The TAG Heuer Porsche Formula E Team will make its first official appearance in mid-October 2019 at the Formula E test in Valencia, Spain. “Both Porsche 99X Electric will take to the racetrack there for the first time, with Neel Jani and André Lotterer in the cockpit. From an operational perspective, it will be an exciting assignment for everyone involved. A good test before we contest our first Formula E race in November,” says Lindesay.
In terms of the design, the traditional Porsche motorsport colours were chosen for the Formula E racing car. From a bird’s-eye perspective, the Porsche emblem is clearly visible around the Halo system. As usual, the naming format is three digits which represent Porsche racing cars and two-door sports cars. The highest number, nine, was used twice, to re-emphasise the importance of the Formula E project for Porsche, while the X stands for the forward-looking approach and prototype racing. The Porsche 99X Electric also serves as a development platform for future fully electric production models.

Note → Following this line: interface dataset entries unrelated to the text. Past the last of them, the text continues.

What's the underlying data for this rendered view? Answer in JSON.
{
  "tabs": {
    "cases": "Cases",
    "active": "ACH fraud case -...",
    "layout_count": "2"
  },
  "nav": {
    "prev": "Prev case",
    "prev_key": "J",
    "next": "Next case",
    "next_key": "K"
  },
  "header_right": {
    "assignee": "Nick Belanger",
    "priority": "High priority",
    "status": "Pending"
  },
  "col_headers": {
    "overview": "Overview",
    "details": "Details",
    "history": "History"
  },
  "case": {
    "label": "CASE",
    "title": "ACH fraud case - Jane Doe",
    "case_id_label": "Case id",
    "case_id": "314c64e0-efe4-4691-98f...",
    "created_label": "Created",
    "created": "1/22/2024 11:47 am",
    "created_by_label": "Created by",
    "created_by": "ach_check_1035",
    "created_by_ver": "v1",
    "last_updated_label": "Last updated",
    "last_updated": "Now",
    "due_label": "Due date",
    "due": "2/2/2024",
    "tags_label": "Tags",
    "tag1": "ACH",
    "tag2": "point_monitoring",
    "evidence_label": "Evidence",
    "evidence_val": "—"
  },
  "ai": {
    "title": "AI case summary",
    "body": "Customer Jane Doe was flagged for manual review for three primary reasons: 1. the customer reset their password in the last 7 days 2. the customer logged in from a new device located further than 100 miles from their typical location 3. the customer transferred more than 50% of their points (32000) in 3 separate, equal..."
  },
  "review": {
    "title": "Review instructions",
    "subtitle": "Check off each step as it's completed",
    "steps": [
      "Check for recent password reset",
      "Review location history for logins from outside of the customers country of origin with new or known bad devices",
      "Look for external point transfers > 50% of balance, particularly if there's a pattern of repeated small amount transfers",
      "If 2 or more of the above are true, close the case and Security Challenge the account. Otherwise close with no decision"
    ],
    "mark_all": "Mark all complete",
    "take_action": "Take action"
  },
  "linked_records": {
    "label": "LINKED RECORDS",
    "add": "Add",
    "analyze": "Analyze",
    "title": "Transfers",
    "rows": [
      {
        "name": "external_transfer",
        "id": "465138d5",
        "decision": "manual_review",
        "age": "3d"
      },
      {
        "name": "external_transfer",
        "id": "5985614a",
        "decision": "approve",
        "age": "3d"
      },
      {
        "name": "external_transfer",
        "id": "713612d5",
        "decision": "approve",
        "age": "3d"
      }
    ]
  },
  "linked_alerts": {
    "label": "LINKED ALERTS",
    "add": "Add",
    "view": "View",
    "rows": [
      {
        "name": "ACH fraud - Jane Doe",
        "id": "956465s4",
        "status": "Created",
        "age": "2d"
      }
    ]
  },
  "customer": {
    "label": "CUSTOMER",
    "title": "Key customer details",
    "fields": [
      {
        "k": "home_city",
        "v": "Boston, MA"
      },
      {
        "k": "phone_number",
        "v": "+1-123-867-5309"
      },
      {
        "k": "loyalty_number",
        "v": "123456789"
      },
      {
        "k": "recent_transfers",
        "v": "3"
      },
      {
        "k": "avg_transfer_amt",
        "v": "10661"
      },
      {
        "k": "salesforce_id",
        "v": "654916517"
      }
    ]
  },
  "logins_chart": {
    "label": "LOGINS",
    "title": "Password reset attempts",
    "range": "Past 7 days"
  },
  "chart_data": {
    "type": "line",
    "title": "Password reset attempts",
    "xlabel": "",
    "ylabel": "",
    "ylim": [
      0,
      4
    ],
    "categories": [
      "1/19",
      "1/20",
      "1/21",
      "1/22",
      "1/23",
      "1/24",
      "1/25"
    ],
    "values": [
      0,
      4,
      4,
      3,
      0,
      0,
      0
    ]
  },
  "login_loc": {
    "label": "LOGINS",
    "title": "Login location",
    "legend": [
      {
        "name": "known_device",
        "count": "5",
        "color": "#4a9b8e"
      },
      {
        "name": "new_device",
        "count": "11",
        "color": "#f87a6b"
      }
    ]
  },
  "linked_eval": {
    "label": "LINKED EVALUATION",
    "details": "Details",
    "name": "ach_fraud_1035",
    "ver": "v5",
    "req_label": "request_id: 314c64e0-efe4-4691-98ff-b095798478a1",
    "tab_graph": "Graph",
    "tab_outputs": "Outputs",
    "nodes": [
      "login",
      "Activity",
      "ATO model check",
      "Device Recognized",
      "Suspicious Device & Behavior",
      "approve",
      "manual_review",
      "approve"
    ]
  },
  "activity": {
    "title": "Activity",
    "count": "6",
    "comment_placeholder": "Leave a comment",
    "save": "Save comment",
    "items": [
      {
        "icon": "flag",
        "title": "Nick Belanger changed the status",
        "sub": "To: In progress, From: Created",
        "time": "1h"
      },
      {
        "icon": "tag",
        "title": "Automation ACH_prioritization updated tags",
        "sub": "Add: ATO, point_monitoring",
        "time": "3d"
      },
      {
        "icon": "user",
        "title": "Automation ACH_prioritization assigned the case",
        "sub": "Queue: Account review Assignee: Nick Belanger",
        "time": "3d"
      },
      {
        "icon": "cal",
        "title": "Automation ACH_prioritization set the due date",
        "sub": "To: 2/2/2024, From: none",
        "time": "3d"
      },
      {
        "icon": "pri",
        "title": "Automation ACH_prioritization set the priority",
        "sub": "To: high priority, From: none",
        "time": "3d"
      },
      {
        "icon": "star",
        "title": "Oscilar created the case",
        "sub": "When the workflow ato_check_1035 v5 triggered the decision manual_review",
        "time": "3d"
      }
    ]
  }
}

Formula E marks the return of Porsche to single-seater racing after more than 30 years away. Entering Formula E and the accompanying restructuring of the motorsport involvement can be derived from the 2025 Porsche strategy. In addition to traditional GT road-going sports cars, fully electric sports cars are also firmly anchored in the strategy. Both should be reflected in the Porsche world of motorsport in the future. A large part of the corporation’s ‘Mission E’ is also the presence and success in motorsport with race cars with electric drive. In terms of hybrid technology and thus e-drive technology, racing and production have been enriching each other at Porsche for around a decade: the first hybrid race car, the 911 GT3 R Hybrid of 2010, went into the development of the 918 Spyder. In part, the 918 was the basis for the 919 Hybrid, which in turn influenced the development of the Porsche Formula E powertrain and the Porsche Taycan.